The first thing you should do is take a deep breath. Panicking after receiving notice of an audit can lead to poor decisions. Just take the moment in and get ready to handle it. "Handling it" in this scenario is gathering up as much evidence, paperwork and documentation about the tax filing in question. You don't have to volunteer information that they don't ask for -- so if the IRS doesn't request specific information, don't give it to them!
If this task becomes too daunting, don't be afraid to consult with an attorney. The legal support will help you feel confident as you deal with the IRS, and your attorney can advise you about specific details and aspects of tax law that could be advantageous to you.
Also, when dealing with the IRS during an audit, don't procrastinate with communication. Effectively communicating with the IRS will protect you from further penalties associated with late action or procrastination, plus it will speed up the process to completing the audit.

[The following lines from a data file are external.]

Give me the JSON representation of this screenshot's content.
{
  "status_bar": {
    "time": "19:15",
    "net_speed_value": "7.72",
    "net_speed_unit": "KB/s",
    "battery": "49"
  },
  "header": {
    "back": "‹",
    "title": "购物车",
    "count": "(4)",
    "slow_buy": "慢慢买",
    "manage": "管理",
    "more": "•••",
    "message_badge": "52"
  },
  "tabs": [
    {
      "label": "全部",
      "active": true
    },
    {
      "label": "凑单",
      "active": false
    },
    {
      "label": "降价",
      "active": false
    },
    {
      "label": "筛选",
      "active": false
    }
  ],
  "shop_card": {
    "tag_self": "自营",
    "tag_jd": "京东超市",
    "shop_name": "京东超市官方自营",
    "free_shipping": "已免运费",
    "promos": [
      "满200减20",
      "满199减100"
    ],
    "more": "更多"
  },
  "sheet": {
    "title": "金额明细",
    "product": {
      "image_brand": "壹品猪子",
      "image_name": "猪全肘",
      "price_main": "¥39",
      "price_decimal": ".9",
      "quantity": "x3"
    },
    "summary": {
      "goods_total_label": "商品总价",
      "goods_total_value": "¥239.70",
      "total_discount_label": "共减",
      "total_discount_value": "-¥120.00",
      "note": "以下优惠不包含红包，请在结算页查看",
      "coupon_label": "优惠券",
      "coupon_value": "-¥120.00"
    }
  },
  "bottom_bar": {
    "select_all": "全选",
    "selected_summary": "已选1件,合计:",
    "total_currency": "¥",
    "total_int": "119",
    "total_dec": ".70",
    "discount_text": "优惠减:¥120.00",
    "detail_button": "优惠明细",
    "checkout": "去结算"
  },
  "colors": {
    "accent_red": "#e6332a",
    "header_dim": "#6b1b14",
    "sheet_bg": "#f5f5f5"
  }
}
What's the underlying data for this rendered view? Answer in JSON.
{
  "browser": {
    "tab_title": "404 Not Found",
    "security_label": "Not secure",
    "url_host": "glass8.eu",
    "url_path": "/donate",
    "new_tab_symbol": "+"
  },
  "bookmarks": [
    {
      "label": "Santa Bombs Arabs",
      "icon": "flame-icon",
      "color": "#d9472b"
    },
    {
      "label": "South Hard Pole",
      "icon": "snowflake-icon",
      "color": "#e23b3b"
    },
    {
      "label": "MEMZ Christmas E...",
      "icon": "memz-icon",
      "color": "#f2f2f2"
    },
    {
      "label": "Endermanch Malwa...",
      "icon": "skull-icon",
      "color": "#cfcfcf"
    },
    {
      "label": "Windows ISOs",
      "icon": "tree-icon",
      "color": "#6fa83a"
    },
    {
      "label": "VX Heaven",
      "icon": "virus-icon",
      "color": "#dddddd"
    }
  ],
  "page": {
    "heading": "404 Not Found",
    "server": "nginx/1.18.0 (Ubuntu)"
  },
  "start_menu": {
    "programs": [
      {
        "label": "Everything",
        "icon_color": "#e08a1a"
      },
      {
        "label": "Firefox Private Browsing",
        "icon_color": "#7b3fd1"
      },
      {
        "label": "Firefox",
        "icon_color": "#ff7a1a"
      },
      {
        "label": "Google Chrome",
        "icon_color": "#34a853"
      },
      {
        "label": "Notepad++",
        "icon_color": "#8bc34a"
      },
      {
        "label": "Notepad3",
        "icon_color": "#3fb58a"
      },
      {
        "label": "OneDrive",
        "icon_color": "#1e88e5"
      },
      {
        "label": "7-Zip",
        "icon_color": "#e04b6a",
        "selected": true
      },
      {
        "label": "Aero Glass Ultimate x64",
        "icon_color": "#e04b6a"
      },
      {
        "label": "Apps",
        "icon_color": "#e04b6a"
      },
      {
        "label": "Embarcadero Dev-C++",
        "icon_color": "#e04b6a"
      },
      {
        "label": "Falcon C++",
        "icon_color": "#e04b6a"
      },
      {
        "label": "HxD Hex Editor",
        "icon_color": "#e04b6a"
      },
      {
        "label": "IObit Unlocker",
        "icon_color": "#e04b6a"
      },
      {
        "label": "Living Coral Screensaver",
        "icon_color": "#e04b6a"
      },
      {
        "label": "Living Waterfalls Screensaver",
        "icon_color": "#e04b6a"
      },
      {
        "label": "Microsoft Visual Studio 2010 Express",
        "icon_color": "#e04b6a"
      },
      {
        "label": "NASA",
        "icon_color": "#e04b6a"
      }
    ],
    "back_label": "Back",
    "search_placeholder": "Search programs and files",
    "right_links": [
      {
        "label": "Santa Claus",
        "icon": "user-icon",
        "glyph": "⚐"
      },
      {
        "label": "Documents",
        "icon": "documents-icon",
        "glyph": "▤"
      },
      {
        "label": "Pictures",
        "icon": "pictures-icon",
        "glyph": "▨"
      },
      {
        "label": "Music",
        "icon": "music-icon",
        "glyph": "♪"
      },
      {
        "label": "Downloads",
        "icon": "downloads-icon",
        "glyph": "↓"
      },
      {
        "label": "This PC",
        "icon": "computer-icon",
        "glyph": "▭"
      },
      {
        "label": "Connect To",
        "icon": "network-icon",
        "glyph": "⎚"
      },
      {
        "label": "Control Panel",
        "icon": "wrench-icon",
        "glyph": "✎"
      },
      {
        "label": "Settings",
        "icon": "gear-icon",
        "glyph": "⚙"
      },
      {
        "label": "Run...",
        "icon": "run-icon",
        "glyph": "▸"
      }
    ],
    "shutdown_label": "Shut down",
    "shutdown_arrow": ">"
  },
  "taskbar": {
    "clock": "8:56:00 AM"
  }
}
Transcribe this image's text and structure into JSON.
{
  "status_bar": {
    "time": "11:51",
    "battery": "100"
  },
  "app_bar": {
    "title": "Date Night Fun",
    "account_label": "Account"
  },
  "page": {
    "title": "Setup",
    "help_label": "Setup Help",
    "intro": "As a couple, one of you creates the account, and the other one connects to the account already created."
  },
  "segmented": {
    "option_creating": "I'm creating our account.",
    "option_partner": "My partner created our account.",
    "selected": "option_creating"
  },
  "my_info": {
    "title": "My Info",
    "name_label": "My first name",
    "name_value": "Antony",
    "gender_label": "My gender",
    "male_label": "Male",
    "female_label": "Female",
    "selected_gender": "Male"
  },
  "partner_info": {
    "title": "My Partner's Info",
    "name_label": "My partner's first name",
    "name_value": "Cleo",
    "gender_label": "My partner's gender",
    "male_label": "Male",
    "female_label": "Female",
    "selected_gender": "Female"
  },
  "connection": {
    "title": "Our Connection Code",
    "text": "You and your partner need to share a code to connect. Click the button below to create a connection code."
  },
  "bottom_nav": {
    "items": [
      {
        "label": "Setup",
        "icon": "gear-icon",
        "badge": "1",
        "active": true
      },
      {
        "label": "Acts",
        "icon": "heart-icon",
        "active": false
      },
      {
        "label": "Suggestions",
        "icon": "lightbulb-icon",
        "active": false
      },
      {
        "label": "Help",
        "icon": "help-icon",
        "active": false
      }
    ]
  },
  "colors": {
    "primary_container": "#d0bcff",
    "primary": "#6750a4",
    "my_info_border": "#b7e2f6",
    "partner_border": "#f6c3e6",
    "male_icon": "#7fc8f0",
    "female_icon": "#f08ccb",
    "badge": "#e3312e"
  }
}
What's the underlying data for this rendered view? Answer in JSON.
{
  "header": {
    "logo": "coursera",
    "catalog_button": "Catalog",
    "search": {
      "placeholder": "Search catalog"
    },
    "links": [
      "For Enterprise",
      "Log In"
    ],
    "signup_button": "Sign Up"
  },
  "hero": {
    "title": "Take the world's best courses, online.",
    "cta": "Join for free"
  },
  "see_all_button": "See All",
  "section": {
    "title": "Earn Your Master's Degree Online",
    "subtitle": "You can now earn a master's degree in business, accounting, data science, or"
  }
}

Source: FindLaw, "What to Do if the IRS Audits You," Accessed June 1, 2016